Our first in year look at student numbers is a bit of a worry.

David Kernohan is Deputy Editor of Wonkhe

As Wonkhe readers will already be aware, this year’s HESES release does not include data on FTE completions for each academic year.

Annoyingly, even though the Office for Students has calculated an implied non-completion rate for funding purposes (using last year’s proportions and this year’s data) this is not something we get to see. But we do get the rest of the HESES goodies, which includes – in the continued absence of the HESA Student data, our most up-to-date look at student numbers (for the 2023-24 year):

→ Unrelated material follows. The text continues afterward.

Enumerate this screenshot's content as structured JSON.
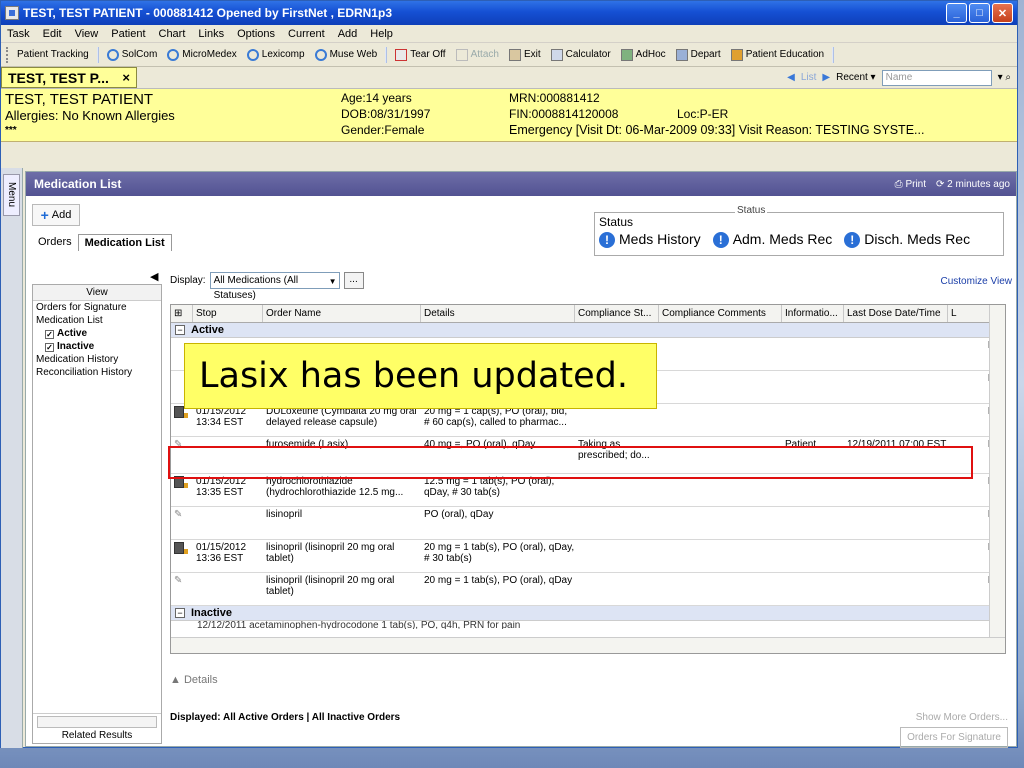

Our first chart looks at overall student instances, split by OfS price group. For home funded full time undergraduate students the biggest growth over the previous year has been in classroom based subjects, while we can see the decline in nursing students (familiar from UCAS) within price group B (lab- and practice-based sciences). There’s also an interesting decline in creative and media courses.

For full time postgraduate taught courses funded by the SLC loan, the lab sciences are a net winner for home students, with big year on year drops for classroom-based, and high-cost non-medical courses. Most of the growth in international taught postgraduate provision is in IT-related courses – this is bolstered by growth in part time PGT international provision in classroom based subjects.

[Full screen]

There’s also scope to view this data by provider. Coventry University is nearly 2,700 full-time international PGT students down on last year, with Brunel, Northampton, and Bradford among those hovering around 1k. East London is the big winner in this market, up 2,375 despite a drop in health-related recruitment.

Turning to FT home (first degree) undergraduates, Bath Spa is up over 8k, with Canterbury Christ Church up around 7k (both surely mainly through franchising). At the other end of the table, Coventry is down nearly 3k on last year.

[Full screen]

These statistics paint a concerning picture for the sector – when comparing them to the UCAS 2023 cycle outturn we can see that in-year attrition has caused some big shifts in numbers of both home and international students. If we got the HESES non-completion projections, we’d know more.

Leave a Reply